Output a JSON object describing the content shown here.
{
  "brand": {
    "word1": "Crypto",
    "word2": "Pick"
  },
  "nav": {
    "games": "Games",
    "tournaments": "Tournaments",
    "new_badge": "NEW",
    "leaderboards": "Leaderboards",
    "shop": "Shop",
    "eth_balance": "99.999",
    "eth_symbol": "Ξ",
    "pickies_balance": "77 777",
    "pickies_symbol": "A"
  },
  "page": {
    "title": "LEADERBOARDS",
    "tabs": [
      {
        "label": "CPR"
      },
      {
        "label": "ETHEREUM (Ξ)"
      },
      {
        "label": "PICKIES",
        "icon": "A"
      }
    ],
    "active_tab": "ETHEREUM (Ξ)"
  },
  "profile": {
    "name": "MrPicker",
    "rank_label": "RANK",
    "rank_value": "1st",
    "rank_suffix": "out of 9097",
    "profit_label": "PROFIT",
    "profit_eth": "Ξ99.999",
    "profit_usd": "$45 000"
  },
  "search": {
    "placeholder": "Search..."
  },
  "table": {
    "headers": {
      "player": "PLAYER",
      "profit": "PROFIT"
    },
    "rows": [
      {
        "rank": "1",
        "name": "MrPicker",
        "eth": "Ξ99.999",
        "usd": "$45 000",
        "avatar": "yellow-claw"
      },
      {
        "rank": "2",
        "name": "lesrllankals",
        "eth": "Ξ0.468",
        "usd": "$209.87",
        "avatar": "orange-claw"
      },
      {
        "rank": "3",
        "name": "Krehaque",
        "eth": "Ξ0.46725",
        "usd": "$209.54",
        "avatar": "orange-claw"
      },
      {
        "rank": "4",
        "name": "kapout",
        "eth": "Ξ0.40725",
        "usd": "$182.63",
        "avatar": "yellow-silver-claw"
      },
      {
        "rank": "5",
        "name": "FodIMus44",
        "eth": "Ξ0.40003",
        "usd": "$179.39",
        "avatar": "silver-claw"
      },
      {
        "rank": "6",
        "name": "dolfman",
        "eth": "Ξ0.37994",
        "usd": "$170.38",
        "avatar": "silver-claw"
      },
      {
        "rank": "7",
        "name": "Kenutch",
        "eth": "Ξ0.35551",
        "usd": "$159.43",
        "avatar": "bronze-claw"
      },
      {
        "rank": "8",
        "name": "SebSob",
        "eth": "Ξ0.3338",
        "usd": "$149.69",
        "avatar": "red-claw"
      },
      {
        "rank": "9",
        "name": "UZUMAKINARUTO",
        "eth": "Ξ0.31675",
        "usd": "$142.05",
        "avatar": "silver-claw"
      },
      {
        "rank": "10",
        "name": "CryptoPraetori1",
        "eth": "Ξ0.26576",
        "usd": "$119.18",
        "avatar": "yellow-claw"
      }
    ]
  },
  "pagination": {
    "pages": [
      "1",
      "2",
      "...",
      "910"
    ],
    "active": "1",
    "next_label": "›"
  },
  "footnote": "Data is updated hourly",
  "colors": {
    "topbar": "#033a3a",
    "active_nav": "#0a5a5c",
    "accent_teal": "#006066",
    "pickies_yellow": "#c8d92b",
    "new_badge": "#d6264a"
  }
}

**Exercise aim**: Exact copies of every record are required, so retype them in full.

**Solution**:
Output a JSON object describing the content shown here.
{
  "brand": {
    "word1": "Crypto",
    "word2": "Pick"
  },
  "nav": {
    "games": "Games",
    "tournaments": "Tournaments",
    "new_badge": "NEW",
    "leaderboards": "Leaderboards",
    "shop": "Shop",
    "eth_balance": "99.999",
    "eth_symbol": "Ξ",
    "pickies_balance": "77 777",
    "pickies_symbol": "A"
  },
  "page": {
    "title": "LEADERBOARDS",
    "tabs": [
      {
        "label": "CPR"
      },
      {
        "label": "ETHEREUM (Ξ)"
      },
      {
        "label": "PICKIES",
        "icon": "A"
      }
    ],
    "active_tab": "ETHEREUM (Ξ)"
  },
  "profile": {
    "name": "MrPicker",
    "rank_label": "RANK",
    "rank_value": "1st",
    "rank_suffix": "out of 9097",
    "profit_label": "PROFIT",
    "profit_eth": "Ξ99.999",
    "profit_usd": "$45 000"
  },
  "search": {
    "placeholder": "Search..."
  },
  "table": {
    "headers": {
      "player": "PLAYER",
      "profit": "PROFIT"
    },
    "rows": [
      {
        "rank": "1",
        "name": "MrPicker",
        "eth": "Ξ99.999",
        "usd": "$45 000",
        "avatar": "yellow-claw"
      },
      {
        "rank": "2",
        "name": "lesrllankals",
        "eth": "Ξ0.468",
        "usd": "$209.87",
        "avatar": "orange-claw"
      },
      {
        "rank": "3",
        "name": "Krehaque",
        "eth": "Ξ0.46725",
        "usd": "$209.54",
        "avatar": "orange-claw"
      },
      {
        "rank": "4",
        "name": "kapout",
        "eth": "Ξ0.40725",
        "usd": "$182.63",
        "avatar": "yellow-silver-claw"
      },
      {
        "rank": "5",
        "name": "FodIMus44",
        "eth": "Ξ0.40003",
        "usd": "$179.39",
        "avatar": "silver-claw"
      },
      {
        "rank": "6",
        "name": "dolfman",
        "eth": "Ξ0.37994",
        "usd": "$170.38",
        "avatar": "silver-claw"
      },
      {
        "rank": "7",
        "name": "Kenutch",
        "eth": "Ξ0.35551",
        "usd": "$159.43",
        "avatar": "bronze-claw"
      },
      {
        "rank": "8",
        "name": "SebSob",
        "eth": "Ξ0.3338",
        "usd": "$149.69",
        "avatar": "red-claw"
      },
      {
        "rank": "9",
        "name": "UZUMAKINARUTO",
        "eth": "Ξ0.31675",
        "usd": "$142.05",
        "avatar": "silver-claw"
      },
      {
        "rank": "10",
        "name": "CryptoPraetori1",
        "eth": "Ξ0.26576",
        "usd": "$119.18",
        "avatar": "yellow-claw"
      }
    ]
  },
  "pagination": {
    "pages": [
      "1",
      "2",
      "...",
      "910"
    ],
    "active": "1",
    "next_label": "›"
  },
  "footnote": "Data is updated hourly",
  "colors": {
    "topbar": "#033a3a",
    "active_nav": "#0a5a5c",
    "accent_teal": "#006066",
    "pickies_yellow": "#c8d92b",
    "new_badge": "#d6264a"
  }
}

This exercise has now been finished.